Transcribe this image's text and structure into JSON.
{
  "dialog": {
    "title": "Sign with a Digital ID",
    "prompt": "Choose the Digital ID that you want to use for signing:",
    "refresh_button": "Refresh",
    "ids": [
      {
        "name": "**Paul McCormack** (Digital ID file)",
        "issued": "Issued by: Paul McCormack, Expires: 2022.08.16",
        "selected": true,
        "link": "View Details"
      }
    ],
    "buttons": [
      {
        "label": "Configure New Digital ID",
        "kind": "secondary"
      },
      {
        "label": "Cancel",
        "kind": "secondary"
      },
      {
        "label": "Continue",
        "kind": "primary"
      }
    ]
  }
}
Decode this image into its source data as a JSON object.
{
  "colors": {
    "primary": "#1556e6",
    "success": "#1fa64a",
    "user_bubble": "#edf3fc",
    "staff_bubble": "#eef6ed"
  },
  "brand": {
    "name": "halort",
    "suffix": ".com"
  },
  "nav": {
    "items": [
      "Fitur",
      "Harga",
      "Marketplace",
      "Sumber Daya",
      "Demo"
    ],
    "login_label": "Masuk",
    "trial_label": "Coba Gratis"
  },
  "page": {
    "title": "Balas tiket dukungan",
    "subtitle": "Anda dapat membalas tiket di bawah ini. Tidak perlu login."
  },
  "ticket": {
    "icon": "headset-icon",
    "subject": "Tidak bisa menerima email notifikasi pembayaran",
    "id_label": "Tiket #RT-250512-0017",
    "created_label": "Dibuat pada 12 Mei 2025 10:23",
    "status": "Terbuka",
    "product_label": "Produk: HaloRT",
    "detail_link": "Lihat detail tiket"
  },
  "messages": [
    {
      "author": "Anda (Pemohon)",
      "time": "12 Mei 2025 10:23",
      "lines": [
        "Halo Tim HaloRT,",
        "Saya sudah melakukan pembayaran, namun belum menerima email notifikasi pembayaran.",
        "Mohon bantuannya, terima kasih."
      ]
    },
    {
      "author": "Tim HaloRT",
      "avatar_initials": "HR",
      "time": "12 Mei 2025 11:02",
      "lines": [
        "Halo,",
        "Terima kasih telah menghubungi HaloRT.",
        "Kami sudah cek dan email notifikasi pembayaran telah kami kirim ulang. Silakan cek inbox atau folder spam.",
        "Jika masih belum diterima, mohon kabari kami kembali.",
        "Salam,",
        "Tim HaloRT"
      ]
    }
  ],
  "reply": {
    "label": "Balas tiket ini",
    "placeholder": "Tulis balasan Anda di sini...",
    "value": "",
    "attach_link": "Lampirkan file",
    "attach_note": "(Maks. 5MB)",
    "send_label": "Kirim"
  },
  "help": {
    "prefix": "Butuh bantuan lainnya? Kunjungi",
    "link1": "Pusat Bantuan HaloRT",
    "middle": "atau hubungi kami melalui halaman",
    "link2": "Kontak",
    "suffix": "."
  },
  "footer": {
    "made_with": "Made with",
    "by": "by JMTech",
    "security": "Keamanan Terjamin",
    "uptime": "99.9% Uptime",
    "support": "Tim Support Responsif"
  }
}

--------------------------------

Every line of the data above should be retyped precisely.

- _ANSWER SECTION_
Transcribe this image's text and structure into JSON.
{
  "dialog": {
    "title": "Sign with a Digital ID",
    "prompt": "Choose the Digital ID that you want to use for signing:",
    "refresh_button": "Refresh",
    "ids": [
      {
        "name": "**Paul McCormack** (Digital ID file)",
        "issued": "Issued by: Paul McCormack, Expires: 2022.08.16",
        "selected": true,
        "link": "View Details"
      }
    ],
    "buttons": [
      {
        "label": "Configure New Digital ID",
        "kind": "secondary"
      },
      {
        "label": "Cancel",
        "kind": "secondary"
      },
      {
        "label": "Continue",
        "kind": "primary"
      }
    ]
  }
}
Decode this image into its source data as a JSON object.
{
  "colors": {
    "primary": "#1556e6",
    "success": "#1fa64a",
    "user_bubble": "#edf3fc",
    "staff_bubble": "#eef6ed"
  },
  "brand": {
    "name": "halort",
    "suffix": ".com"
  },
  "nav": {
    "items": [
      "Fitur",
      "Harga",
      "Marketplace",
      "Sumber Daya",
      "Demo"
    ],
    "login_label": "Masuk",
    "trial_label": "Coba Gratis"
  },
  "page": {
    "title": "Balas tiket dukungan",
    "subtitle": "Anda dapat membalas tiket di bawah ini. Tidak perlu login."
  },
  "ticket": {
    "icon": "headset-icon",
    "subject": "Tidak bisa menerima email notifikasi pembayaran",
    "id_label": "Tiket #RT-250512-0017",
    "created_label": "Dibuat pada 12 Mei 2025 10:23",
    "status": "Terbuka",
    "product_label": "Produk: HaloRT",
    "detail_link": "Lihat detail tiket"
  },
  "messages": [
    {
      "author": "Anda (Pemohon)",
      "time": "12 Mei 2025 10:23",
      "lines": [
        "Halo Tim HaloRT,",
        "Saya sudah melakukan pembayaran, namun belum menerima email notifikasi pembayaran.",
        "Mohon bantuannya, terima kasih."
      ]
    },
    {
      "author": "Tim HaloRT",
      "avatar_initials": "HR",
      "time": "12 Mei 2025 11:02",
      "lines": [
        "Halo,",
        "Terima kasih telah menghubungi HaloRT.",
        "Kami sudah cek dan email notifikasi pembayaran telah kami kirim ulang. Silakan cek inbox atau folder spam.",
        "Jika masih belum diterima, mohon kabari kami kembali.",
        "Salam,",
        "Tim HaloRT"
      ]
    }
  ],
  "reply": {
    "label": "Balas tiket ini",
    "placeholder": "Tulis balasan Anda di sini...",
    "value": "",
    "attach_link": "Lampirkan file",
    "attach_note": "(Maks. 5MB)",
    "send_label": "Kirim"
  },
  "help": {
    "prefix": "Butuh bantuan lainnya? Kunjungi",
    "link1": "Pusat Bantuan HaloRT",
    "middle": "atau hubungi kami melalui halaman",
    "link2": "Kontak",
    "suffix": "."
  },
  "footer": {
    "made_with": "Made with",
    "by": "by JMTech",
    "security": "Keamanan Terjamin",
    "uptime": "99.9% Uptime",
    "support": "Tim Support Responsif"
  }
}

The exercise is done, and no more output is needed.